The Pew Research Center studied surveys done in 2010 and 2011 and compared them to a 1997 survey. The results showed a shift in values for women 18-43 years old.
In 1997, young men were more likely than young women to place a high priority on marriage, a statistic that was reversed in 2010-2011. Also in 1997, 39 percent of young men and 42 percent of young women said that being a good parent is “one of the most important things in their lives.” In the 2010-2011 surveys, those numbers rose to 47 percent for young men and 59 percent for young women.
Scientists Disprove “God Spot”
Scientists previously believed that only one area of the brain was directly responsible for spirituality. They called this area the “God spot.”
A new study published by the International Journal of the Psychology of Religion has found this is not true.
Spirituality uses many parts of the brain, the study showed. The new research concluded that spiritual experiences are highly complex and occur in multiple lobes.
“We have found a neuro-psychological basis for spirituality, but it’s not isolated to one specific area of the brain,” said Brick Johnstone, professor of health psychology at the University of Missouri School of Health Professions, in a press release. “Spirituality is a much more dynamic concept that uses many parts of the brain.”
Bible, Quran, and Book of Mormon Equal, According to Half of Americans
Fifty percent of Americans believe the Bible, Quran, and Book of Mormon hold different expressions of the same truths.
That’s what a new survey by The Barna Group, on behalf of the American Bible Society, found. They also found that Americans’ reliance on the Bible has decreased slightly in recent years.
The survey, which included 2,000 adults, found that 85 percent of Americans own a Bible—down from 88 percent in 2011.
Six percent of people interviewed said that the Book of Mormon is sacred or holy. The Bible, on the other hand, dropped by four percent to 82 percent.

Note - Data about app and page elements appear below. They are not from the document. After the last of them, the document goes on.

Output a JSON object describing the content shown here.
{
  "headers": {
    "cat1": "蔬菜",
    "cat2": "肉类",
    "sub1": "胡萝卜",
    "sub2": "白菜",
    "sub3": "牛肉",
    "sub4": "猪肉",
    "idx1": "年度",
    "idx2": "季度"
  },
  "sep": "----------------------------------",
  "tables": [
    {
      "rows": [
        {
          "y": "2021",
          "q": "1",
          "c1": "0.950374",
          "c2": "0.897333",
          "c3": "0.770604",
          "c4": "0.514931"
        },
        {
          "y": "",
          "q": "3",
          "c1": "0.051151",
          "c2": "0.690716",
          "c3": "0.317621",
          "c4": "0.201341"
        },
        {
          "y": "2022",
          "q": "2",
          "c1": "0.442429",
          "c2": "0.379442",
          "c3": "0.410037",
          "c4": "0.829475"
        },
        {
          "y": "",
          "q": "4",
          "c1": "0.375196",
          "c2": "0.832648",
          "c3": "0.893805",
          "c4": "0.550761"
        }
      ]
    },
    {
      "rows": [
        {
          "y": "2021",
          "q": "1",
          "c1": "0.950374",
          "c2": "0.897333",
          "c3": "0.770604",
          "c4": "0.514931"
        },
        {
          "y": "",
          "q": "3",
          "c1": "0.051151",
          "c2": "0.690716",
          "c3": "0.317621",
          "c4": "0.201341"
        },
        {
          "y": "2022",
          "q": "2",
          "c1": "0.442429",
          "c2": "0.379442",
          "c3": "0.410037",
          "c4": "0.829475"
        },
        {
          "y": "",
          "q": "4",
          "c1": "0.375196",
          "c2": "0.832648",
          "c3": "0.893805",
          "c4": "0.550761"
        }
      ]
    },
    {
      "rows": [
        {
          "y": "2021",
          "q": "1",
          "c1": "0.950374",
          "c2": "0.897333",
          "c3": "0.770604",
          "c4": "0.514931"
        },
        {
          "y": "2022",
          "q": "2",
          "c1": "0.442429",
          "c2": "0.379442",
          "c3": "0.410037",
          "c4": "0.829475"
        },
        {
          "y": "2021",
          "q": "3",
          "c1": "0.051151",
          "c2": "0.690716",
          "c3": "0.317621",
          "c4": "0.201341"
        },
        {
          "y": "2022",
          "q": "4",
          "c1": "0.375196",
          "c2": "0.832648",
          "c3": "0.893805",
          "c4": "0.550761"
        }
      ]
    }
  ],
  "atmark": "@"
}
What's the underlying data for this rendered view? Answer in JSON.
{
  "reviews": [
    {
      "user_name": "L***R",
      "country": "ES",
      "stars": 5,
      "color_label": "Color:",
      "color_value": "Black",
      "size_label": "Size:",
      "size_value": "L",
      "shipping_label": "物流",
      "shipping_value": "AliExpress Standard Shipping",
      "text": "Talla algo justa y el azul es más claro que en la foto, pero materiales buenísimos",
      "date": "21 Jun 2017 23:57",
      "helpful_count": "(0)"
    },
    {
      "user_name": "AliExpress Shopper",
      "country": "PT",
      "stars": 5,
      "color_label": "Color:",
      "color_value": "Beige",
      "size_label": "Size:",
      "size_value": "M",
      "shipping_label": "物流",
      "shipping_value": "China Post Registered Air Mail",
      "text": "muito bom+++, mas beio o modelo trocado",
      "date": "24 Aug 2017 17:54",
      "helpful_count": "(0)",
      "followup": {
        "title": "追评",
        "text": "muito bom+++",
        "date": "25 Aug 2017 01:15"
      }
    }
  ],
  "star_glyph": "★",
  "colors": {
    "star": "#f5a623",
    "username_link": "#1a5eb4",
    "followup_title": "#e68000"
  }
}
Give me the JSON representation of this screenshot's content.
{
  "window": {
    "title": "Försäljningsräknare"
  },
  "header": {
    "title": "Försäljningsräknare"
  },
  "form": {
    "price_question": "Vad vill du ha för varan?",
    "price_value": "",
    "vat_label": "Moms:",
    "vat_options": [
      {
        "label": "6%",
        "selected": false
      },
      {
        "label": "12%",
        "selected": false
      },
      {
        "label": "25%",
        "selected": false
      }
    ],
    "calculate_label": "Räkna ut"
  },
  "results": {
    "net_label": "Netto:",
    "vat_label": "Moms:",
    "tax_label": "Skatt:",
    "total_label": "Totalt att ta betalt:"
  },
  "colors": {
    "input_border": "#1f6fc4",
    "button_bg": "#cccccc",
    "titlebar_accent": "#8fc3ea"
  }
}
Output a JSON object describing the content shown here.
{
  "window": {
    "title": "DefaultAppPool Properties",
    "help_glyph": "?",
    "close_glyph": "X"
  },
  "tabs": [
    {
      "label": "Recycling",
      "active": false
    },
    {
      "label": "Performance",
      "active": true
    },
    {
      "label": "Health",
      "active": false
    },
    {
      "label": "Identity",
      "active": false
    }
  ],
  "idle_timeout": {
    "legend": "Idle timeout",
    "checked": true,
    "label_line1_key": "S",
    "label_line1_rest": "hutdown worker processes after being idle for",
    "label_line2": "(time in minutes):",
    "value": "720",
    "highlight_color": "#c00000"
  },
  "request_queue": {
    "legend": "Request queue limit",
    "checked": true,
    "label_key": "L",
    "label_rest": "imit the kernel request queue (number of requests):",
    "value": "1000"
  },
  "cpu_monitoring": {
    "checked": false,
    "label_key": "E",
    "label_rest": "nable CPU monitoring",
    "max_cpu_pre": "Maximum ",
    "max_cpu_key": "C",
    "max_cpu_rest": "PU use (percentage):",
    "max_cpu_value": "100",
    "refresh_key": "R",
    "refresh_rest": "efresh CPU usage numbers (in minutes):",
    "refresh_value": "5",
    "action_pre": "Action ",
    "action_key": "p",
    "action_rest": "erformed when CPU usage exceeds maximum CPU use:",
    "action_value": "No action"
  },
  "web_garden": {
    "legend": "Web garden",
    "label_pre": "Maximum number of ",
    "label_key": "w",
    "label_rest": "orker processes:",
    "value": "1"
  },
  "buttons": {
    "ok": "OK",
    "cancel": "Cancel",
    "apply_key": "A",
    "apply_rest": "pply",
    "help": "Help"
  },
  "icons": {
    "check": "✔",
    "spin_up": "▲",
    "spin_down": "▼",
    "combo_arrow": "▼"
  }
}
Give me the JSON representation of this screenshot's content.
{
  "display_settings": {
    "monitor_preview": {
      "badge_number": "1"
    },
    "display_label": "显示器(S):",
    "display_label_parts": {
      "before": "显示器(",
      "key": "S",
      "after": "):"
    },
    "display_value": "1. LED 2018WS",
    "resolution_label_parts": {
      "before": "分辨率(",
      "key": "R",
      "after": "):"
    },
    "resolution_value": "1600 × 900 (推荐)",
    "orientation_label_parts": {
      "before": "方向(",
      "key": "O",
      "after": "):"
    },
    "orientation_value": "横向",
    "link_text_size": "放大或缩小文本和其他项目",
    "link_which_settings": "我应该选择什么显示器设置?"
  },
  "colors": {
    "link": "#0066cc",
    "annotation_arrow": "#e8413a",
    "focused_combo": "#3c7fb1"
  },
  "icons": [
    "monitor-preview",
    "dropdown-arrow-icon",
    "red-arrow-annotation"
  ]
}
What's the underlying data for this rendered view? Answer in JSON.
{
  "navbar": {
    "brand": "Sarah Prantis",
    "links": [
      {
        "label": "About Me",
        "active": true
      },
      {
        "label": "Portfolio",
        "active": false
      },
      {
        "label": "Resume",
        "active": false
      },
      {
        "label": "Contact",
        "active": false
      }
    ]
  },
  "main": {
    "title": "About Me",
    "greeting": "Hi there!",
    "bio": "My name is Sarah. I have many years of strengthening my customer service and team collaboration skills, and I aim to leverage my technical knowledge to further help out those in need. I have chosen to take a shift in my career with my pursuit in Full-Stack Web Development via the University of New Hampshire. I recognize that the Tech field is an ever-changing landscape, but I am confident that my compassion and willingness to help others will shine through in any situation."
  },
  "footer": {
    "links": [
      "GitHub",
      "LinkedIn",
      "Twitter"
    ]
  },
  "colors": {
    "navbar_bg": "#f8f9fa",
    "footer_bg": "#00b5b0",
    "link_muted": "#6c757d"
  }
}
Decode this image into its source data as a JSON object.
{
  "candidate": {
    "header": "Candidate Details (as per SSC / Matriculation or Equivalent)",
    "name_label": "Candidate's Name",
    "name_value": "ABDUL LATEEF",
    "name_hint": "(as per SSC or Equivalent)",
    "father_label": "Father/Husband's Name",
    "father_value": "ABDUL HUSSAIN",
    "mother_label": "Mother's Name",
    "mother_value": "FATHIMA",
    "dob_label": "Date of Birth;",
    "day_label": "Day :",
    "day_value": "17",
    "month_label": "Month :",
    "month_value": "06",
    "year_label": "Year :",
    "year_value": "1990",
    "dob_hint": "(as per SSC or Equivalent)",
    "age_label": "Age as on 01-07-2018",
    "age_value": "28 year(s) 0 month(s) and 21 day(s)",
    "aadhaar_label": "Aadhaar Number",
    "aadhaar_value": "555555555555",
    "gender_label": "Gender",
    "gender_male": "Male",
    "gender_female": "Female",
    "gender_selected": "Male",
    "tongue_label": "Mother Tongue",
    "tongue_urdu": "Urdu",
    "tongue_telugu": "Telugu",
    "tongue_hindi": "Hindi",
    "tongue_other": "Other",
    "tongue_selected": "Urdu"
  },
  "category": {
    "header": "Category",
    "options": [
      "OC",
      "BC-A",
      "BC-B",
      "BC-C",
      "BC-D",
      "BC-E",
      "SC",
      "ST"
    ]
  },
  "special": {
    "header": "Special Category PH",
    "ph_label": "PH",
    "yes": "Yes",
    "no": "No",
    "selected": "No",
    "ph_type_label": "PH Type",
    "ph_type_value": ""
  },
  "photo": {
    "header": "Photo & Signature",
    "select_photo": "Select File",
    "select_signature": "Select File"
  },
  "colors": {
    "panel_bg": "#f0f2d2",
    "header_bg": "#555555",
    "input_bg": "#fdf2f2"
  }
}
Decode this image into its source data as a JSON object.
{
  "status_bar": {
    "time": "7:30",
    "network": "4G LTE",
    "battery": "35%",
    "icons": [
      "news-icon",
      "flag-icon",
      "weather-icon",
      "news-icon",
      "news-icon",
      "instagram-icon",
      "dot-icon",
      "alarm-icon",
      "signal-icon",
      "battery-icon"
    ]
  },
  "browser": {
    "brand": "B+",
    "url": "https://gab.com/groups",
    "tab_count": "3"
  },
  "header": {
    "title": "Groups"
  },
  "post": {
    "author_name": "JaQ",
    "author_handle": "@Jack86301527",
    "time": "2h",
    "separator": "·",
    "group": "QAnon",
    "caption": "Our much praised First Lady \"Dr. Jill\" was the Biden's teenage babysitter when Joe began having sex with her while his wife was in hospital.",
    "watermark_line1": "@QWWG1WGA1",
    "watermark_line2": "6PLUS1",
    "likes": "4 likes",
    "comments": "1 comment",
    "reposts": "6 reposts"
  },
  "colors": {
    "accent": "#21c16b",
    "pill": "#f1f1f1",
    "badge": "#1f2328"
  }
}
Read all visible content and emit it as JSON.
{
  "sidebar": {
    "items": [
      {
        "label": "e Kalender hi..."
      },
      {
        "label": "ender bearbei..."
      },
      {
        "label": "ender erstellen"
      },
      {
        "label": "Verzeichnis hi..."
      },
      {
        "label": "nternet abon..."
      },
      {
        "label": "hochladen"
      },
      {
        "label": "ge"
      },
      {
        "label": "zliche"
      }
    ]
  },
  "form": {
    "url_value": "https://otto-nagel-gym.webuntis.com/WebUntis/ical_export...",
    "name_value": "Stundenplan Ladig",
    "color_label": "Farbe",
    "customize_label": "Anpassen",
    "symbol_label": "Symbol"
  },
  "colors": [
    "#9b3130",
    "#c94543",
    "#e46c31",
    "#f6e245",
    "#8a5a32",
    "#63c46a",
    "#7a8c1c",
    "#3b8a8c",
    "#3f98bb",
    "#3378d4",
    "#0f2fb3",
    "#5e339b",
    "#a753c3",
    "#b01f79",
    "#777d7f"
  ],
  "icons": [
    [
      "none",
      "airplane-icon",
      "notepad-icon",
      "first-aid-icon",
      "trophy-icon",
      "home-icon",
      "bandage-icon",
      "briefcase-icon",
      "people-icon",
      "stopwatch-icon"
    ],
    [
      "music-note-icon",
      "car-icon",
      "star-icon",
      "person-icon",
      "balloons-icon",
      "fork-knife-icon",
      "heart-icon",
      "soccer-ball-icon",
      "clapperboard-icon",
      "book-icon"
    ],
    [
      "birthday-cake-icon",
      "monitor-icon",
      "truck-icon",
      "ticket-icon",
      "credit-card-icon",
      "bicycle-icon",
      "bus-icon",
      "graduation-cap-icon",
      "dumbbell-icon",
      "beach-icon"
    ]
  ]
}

Christy Barritt is an award-winning author, freelance writer, and speaker living in Chesapeake, Virginia. She and her husband Scott have two sons.